In the material below, print every line exactly and omit the pictures.

↓

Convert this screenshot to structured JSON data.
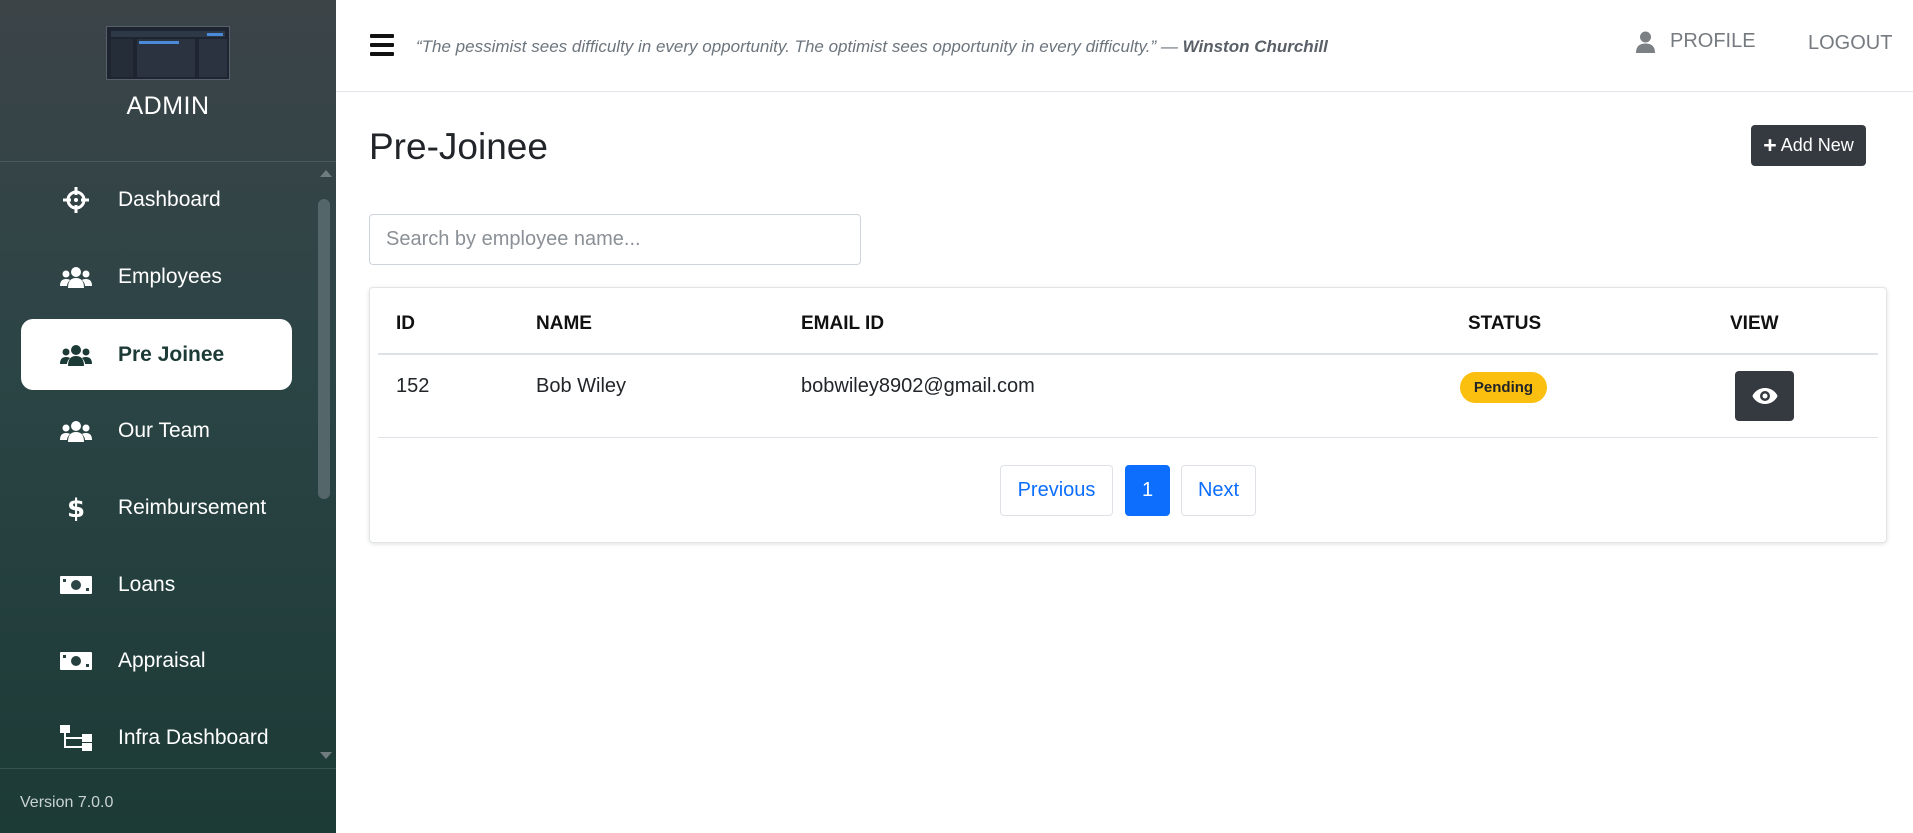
{
  "sidebar": {
    "brand_title": "ADMIN",
    "version": "Version 7.0.0",
    "items": [
      {
        "label": "Dashboard",
        "icon": "crosshairs-icon",
        "active": false
      },
      {
        "label": "Employees",
        "icon": "users-icon",
        "active": false
      },
      {
        "label": "Pre Joinee",
        "icon": "users-icon",
        "active": true
      },
      {
        "label": "Our Team",
        "icon": "users-icon",
        "active": false
      },
      {
        "label": "Reimbursement",
        "icon": "dollar-icon",
        "active": false
      },
      {
        "label": "Loans",
        "icon": "money-bill-icon",
        "active": false
      },
      {
        "label": "Appraisal",
        "icon": "money-bill-icon",
        "active": false
      },
      {
        "label": "Infra Dashboard",
        "icon": "sitemap-icon",
        "active": false
      }
    ]
  },
  "header": {
    "quote_text": "“The pessimist sees difficulty in every opportunity. The optimist sees opportunity in every difficulty.” —",
    "quote_author": "Winston Churchill",
    "profile_label": "PROFILE",
    "logout_label": "LOGOUT"
  },
  "main": {
    "title": "Pre-Joinee",
    "add_button_label": "Add New",
    "search_placeholder": "Search by employee name...",
    "table": {
      "columns": [
        "ID",
        "NAME",
        "EMAIL ID",
        "STATUS",
        "VIEW"
      ],
      "rows": [
        {
          "id": "152",
          "name": "Bob Wiley",
          "email": "bobwiley8902@gmail.com",
          "status": "Pending"
        }
      ]
    },
    "pagination": {
      "previous_label": "Previous",
      "current_page": "1",
      "next_label": "Next"
    }
  },
  "colors": {
    "accent": "#0d6efd",
    "dark_button": "#343a40",
    "status_pending": "#fbbf10",
    "sidebar_top": "#3c4448",
    "sidebar_bottom": "#1c3a36"
  }
}
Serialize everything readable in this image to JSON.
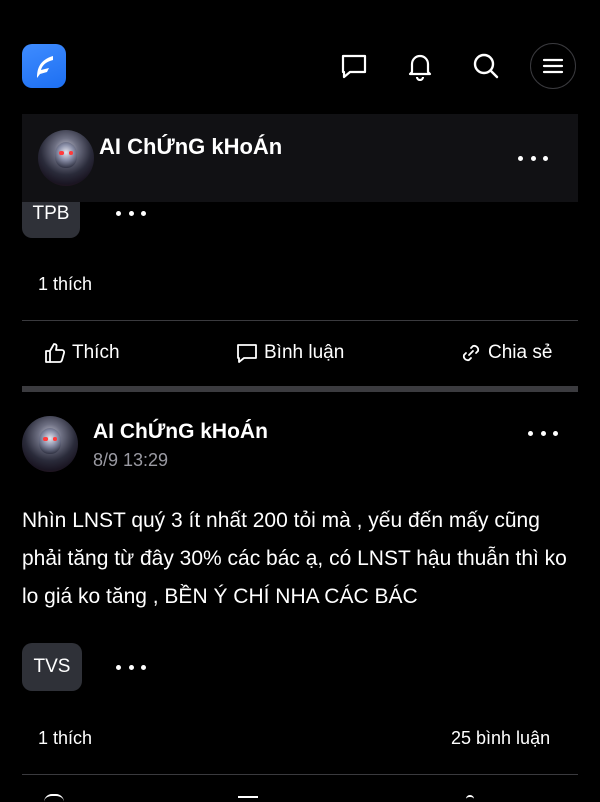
{
  "header": {
    "logo_icon": "app-logo-icon",
    "icons": [
      "chat-icon",
      "bell-icon",
      "search-icon",
      "menu-icon"
    ]
  },
  "sticky_author": {
    "name": "AI ChỨnG kHoÁn"
  },
  "post1": {
    "tag": "TPB",
    "likes": "1 thích"
  },
  "actions": {
    "like": "Thích",
    "comment": "Bình luận",
    "share": "Chia sẻ"
  },
  "post2": {
    "author": "AI ChỨnG kHoÁn",
    "time": "8/9 13:29",
    "text": "Nhìn LNST quý 3 ít nhất 200 tỏi mà , yếu đến mấy cũng phải tăng từ đây 30% các bác ạ, có LNST hậu thuẫn thì ko lo giá ko tăng , BỀN Ý CHÍ NHA CÁC BÁC",
    "tag": "TVS",
    "likes": "1 thích",
    "comments": "25 bình luận"
  },
  "colors": {
    "background": "#000000",
    "card": "#111114",
    "tag_bg": "#2f3138",
    "divider": "#3a3a3e",
    "accent": "#2f7df6",
    "muted": "#9a9aa2"
  }
}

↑

--- RESULT FOR THIS EXERCISE ---
Convert this screenshot to structured JSON data.
{
  "sidebar": {
    "brand_title": "ADMIN",
    "version": "Version 7.0.0",
    "items": [
      {
        "label": "Dashboard",
        "icon": "crosshairs-icon",
        "active": false
      },
      {
        "label": "Employees",
        "icon": "users-icon",
        "active": false
      },
      {
        "label": "Pre Joinee",
        "icon": "users-icon",
        "active": true
      },
      {
        "label": "Our Team",
        "icon": "users-icon",
        "active": false
      },
      {
        "label": "Reimbursement",
        "icon": "dollar-icon",
        "active": false
      },
      {
        "label": "Loans",
        "icon": "money-bill-icon",
        "active": false
      },
      {
        "label": "Appraisal",
        "icon": "money-bill-icon",
        "active": false
      },
      {
        "label": "Infra Dashboard",
        "icon": "sitemap-icon",
        "active": false
      }
    ]
  },
  "header": {
    "quote_text": "“The pessimist sees difficulty in every opportunity. The optimist sees opportunity in every difficulty.” —",
    "quote_author": "Winston Churchill",
    "profile_label": "PROFILE",
    "logout_label": "LOGOUT"
  },
  "main": {
    "title": "Pre-Joinee",
    "add_button_label": "Add New",
    "search_placeholder": "Search by employee name...",
    "table": {
      "columns": [
        "ID",
        "NAME",
        "EMAIL ID",
        "STATUS",
        "VIEW"
      ],
      "rows": [
        {
          "id": "152",
          "name": "Bob Wiley",
          "email": "bobwiley8902@gmail.com",
          "status": "Pending"
        }
      ]
    },
    "pagination": {
      "previous_label": "Previous",
      "current_page": "1",
      "next_label": "Next"
    }
  },
  "colors": {
    "accent": "#0d6efd",
    "dark_button": "#343a40",
    "status_pending": "#fbbf10",
    "sidebar_top": "#3c4448",
    "sidebar_bottom": "#1c3a36"
  }
}
Serialize everything readable in this image to JSON.
{
  "header": {
    "logo_icon": "app-logo-icon",
    "icons": [
      "chat-icon",
      "bell-icon",
      "search-icon",
      "menu-icon"
    ]
  },
  "sticky_author": {
    "name": "AI ChỨnG kHoÁn"
  },
  "post1": {
    "tag": "TPB",
    "likes": "1 thích"
  },
  "actions": {
    "like": "Thích",
    "comment": "Bình luận",
    "share": "Chia sẻ"
  },
  "post2": {
    "author": "AI ChỨnG kHoÁn",
    "time": "8/9 13:29",
    "text": "Nhìn LNST quý 3 ít nhất 200 tỏi mà , yếu đến mấy cũng phải tăng từ đây 30% các bác ạ, có LNST hậu thuẫn thì ko lo giá ko tăng , BỀN Ý CHÍ NHA CÁC BÁC",
    "tag": "TVS",
    "likes": "1 thích",
    "comments": "25 bình luận"
  },
  "colors": {
    "background": "#000000",
    "card": "#111114",
    "tag_bg": "#2f3138",
    "divider": "#3a3a3e",
    "accent": "#2f7df6",
    "muted": "#9a9aa2"
  }
}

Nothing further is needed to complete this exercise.